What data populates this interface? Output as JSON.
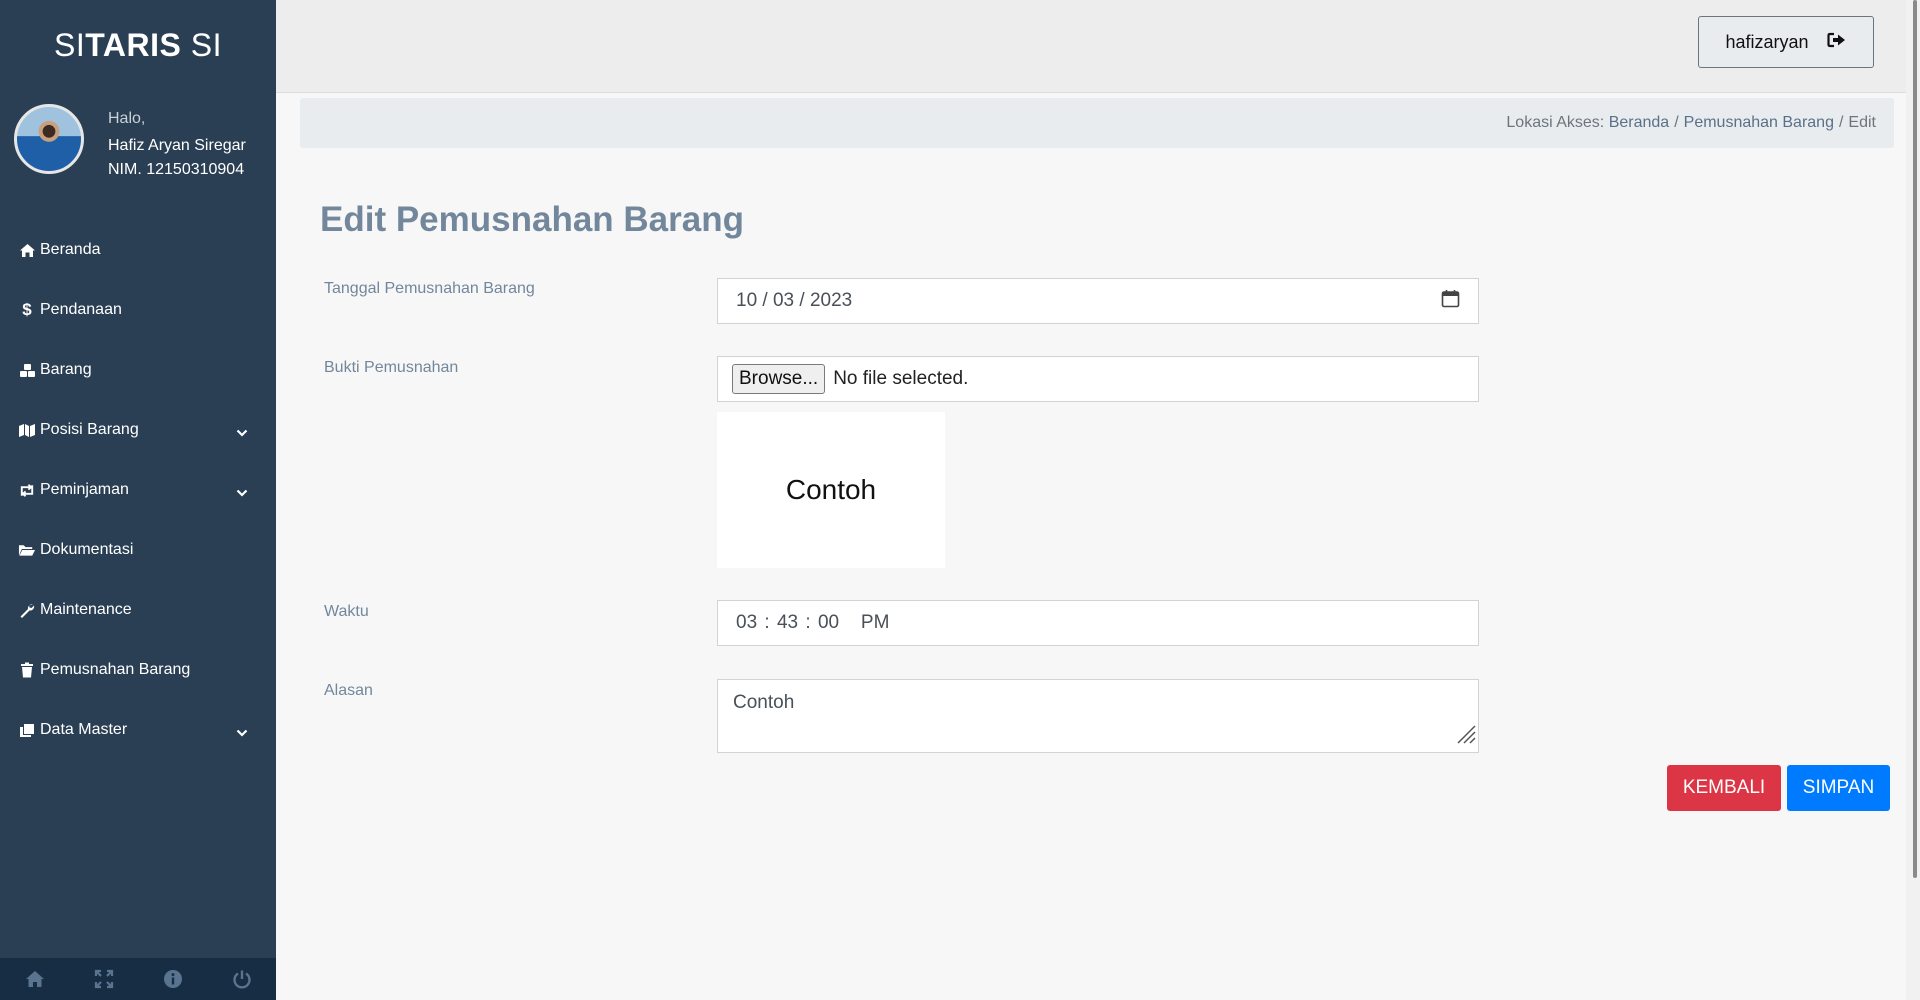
{
  "app": {
    "brand_prefix": "SI",
    "brand_bold": "TARIS",
    "brand_suffix": " SI"
  },
  "profile": {
    "greeting": "Halo,",
    "name": "Hafiz Aryan Siregar",
    "nim": "NIM. 12150310904"
  },
  "sidebar": {
    "items": [
      {
        "label": "Beranda",
        "icon": "home-icon"
      },
      {
        "label": "Pendanaan",
        "icon": "dollar-icon"
      },
      {
        "label": "Barang",
        "icon": "cubes-icon"
      },
      {
        "label": "Posisi Barang",
        "icon": "map-icon",
        "has_submenu": true
      },
      {
        "label": "Peminjaman",
        "icon": "retweet-icon",
        "has_submenu": true
      },
      {
        "label": "Dokumentasi",
        "icon": "folder-open-icon"
      },
      {
        "label": "Maintenance",
        "icon": "wrench-icon"
      },
      {
        "label": "Pemusnahan Barang",
        "icon": "trash-icon"
      },
      {
        "label": "Data Master",
        "icon": "clone-icon",
        "has_submenu": true
      }
    ],
    "footer_icons": [
      "home-icon",
      "fullscreen-icon",
      "info-icon",
      "power-icon"
    ]
  },
  "topnav": {
    "username": "hafizaryan",
    "logout_icon": "sign-out-icon"
  },
  "breadcrumb": {
    "prefix": "Lokasi Akses:",
    "items": [
      "Beranda",
      "Pemusnahan Barang",
      "Edit"
    ],
    "separator": "/"
  },
  "form": {
    "title": "Edit Pemusnahan Barang",
    "date_label": "Tanggal Pemusnahan Barang",
    "date_value": "10 / 03 / 2023",
    "proof_label": "Bukti Pemusnahan",
    "browse_label": "Browse...",
    "file_status": "No file selected.",
    "preview_text": "Contoh",
    "time_label": "Waktu",
    "time_value": "03 : 43 : 00   PM",
    "reason_label": "Alasan",
    "reason_value": "Contoh"
  },
  "actions": {
    "back_label": "KEMBALI",
    "save_label": "SIMPAN"
  },
  "colors": {
    "sidebar": "#2a3f54",
    "danger": "#dc3545",
    "primary": "#007bff",
    "title": "#73879c"
  }
}
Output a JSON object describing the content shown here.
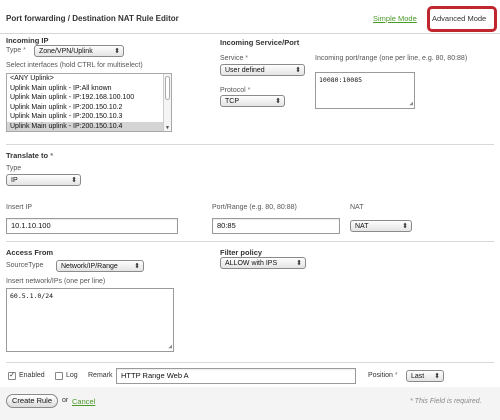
{
  "header": {
    "title": "Port forwarding / Destination NAT Rule Editor",
    "simple_mode": "Simple Mode",
    "advanced_mode": "Advanced Mode"
  },
  "incoming_ip": {
    "title": "Incoming IP",
    "type_label": "Type",
    "required_mark": "*",
    "type_value": "Zone/VPN/Uplink",
    "interfaces_label": "Select interfaces (hold CTRL for multiselect)",
    "interfaces": [
      {
        "label": "<ANY Uplink>",
        "selected": false
      },
      {
        "label": "Uplink Main uplink - IP:All known",
        "selected": false
      },
      {
        "label": "Uplink Main uplink - IP:192.168.100.100",
        "selected": false
      },
      {
        "label": "Uplink Main uplink - IP:200.150.10.2",
        "selected": false
      },
      {
        "label": "Uplink Main uplink - IP:200.150.10.3",
        "selected": false
      },
      {
        "label": "Uplink Main uplink - IP:200.150.10.4",
        "selected": true
      }
    ]
  },
  "incoming_service": {
    "title": "Incoming Service/Port",
    "service_label": "Service",
    "service_value": "User defined",
    "protocol_label": "Protocol",
    "protocol_value": "TCP",
    "port_label": "Incoming port/range (one per line, e.g. 80, 80:88)",
    "port_value": "10080:10085"
  },
  "translate": {
    "title": "Translate to",
    "type_label": "Type",
    "type_value": "IP",
    "insert_ip_label": "Insert IP",
    "insert_ip_value": "10.1.10.100",
    "port_label": "Port/Range (e.g. 80, 80:88)",
    "port_value": "80:85",
    "nat_label": "NAT",
    "nat_value": "NAT"
  },
  "access": {
    "title": "Access From",
    "source_type_label": "SourceType",
    "source_type_value": "Network/IP/Range",
    "networks_label": "Insert network/IPs (one per line)",
    "networks_value": "60.5.1.0/24"
  },
  "filter": {
    "title": "Filter policy",
    "value": "ALLOW with IPS"
  },
  "options": {
    "enabled_label": "Enabled",
    "enabled_checked": true,
    "log_label": "Log",
    "log_checked": false,
    "remark_label": "Remark",
    "remark_value": "HTTP Range Web A",
    "position_label": "Position",
    "position_value": "Last"
  },
  "footer": {
    "create_rule": "Create Rule",
    "or_text": "or",
    "cancel": "Cancel",
    "required_note": "* This Field is required."
  },
  "glyphs": {
    "select_arrow": "⬍",
    "check": "✓",
    "resize": "◢",
    "scroll_down": "▼"
  }
}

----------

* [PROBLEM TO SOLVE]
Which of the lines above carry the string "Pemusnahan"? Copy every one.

* [OUTPUT]
        "label": "Pemusnahan Barang",
      "Pemusnahan Barang",
    "title": "Edit Pemusnahan Barang",
    "date_label": "Tanggal Pemusnahan Barang",
    "proof_label": "Bukti Pemusnahan",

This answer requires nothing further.